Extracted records

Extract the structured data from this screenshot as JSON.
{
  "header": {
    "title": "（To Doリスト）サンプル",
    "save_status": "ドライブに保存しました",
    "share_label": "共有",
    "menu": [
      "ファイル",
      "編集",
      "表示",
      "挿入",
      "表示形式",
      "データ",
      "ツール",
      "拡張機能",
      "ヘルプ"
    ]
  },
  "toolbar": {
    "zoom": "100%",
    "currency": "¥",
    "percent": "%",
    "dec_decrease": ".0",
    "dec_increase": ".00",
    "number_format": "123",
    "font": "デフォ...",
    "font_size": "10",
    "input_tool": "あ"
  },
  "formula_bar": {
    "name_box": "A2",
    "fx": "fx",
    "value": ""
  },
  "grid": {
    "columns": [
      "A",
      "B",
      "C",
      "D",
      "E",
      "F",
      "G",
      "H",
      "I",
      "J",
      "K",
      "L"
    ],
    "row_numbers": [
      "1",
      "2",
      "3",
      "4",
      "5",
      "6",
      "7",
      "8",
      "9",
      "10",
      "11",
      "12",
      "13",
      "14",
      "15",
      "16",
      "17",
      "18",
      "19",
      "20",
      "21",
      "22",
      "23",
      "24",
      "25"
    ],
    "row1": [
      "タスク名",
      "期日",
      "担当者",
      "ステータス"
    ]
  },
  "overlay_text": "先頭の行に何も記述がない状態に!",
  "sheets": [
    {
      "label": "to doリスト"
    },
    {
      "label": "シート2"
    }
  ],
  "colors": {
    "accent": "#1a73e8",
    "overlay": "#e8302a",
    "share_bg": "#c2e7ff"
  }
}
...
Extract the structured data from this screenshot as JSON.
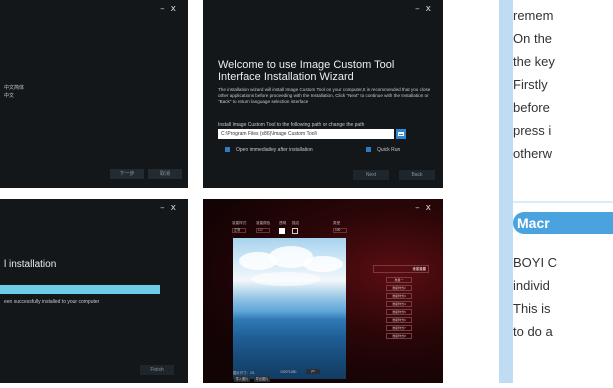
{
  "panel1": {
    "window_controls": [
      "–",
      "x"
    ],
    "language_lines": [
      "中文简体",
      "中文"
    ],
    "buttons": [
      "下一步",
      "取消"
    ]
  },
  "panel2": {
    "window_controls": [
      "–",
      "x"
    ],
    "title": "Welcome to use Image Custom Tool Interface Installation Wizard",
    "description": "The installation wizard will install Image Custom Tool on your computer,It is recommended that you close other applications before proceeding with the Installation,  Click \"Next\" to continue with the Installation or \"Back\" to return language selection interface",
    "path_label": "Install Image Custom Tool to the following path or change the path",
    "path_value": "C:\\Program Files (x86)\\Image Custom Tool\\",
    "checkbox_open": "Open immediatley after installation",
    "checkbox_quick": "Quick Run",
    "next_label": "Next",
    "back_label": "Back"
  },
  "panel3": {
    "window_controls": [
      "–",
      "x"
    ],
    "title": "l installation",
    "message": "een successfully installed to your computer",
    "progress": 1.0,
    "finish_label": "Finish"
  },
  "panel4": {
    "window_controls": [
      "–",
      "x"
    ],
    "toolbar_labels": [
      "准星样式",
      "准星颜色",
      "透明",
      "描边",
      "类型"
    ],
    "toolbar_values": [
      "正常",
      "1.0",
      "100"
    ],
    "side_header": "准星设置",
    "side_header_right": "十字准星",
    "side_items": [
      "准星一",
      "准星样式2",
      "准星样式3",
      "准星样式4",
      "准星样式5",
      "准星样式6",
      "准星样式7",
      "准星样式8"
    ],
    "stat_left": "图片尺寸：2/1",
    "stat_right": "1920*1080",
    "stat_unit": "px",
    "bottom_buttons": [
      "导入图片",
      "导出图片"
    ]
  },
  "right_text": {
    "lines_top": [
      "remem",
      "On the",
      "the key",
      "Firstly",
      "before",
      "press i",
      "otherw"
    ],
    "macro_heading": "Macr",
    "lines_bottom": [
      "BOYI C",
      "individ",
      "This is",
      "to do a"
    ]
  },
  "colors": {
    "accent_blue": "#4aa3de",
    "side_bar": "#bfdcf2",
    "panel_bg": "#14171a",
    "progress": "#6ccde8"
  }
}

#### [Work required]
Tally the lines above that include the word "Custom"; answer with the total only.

#### [Result below]
4